++++ PROVIDED MATERIAL

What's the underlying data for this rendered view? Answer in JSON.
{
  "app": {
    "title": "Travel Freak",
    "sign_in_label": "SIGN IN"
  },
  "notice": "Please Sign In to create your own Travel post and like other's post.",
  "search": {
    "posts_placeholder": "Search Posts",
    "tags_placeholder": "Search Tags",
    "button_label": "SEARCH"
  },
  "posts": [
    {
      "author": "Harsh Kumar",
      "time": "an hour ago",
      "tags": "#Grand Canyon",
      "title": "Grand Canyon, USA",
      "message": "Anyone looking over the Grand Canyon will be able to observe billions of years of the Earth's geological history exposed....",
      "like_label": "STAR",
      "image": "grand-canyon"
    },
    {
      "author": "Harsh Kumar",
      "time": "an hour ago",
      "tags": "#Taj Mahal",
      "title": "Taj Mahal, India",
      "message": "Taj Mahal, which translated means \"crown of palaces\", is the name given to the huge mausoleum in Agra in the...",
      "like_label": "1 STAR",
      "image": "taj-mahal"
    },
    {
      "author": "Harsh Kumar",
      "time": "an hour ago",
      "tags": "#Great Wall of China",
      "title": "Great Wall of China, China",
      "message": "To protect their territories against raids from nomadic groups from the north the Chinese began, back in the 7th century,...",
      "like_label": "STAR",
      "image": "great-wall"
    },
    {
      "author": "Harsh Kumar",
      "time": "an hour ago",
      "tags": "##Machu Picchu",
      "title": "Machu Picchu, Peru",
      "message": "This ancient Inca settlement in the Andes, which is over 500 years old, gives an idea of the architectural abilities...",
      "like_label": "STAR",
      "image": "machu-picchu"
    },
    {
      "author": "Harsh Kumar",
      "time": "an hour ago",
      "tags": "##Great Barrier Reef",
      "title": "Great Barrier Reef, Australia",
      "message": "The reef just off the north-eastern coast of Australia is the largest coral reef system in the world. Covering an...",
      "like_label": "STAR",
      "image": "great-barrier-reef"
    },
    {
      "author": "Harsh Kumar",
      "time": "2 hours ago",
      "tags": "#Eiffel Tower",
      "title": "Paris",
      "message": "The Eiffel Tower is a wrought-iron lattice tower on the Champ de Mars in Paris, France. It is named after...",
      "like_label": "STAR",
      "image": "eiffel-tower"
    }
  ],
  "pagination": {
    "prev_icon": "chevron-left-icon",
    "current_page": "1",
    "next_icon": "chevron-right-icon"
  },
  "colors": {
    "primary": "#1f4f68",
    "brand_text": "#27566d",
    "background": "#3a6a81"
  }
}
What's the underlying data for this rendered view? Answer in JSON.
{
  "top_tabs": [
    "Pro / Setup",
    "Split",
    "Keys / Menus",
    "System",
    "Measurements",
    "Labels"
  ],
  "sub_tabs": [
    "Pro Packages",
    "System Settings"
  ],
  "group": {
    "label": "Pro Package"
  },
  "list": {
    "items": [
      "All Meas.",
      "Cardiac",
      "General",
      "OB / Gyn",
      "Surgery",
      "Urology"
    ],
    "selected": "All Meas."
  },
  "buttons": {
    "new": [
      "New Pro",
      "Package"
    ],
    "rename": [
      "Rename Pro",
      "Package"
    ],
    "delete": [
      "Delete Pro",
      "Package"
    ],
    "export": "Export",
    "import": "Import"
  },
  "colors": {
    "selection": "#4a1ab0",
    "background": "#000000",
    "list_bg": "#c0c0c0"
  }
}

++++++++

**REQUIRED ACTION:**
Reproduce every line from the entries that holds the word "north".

**RESPONSE TO THIS EXERCISE:**
      "message": "To protect their territories against raids from nomadic groups from the north the Chinese began, back in the 7th century,...",
      "message": "The reef just off the north-eastern coast of Australia is the largest coral reef system in the world. Covering an...",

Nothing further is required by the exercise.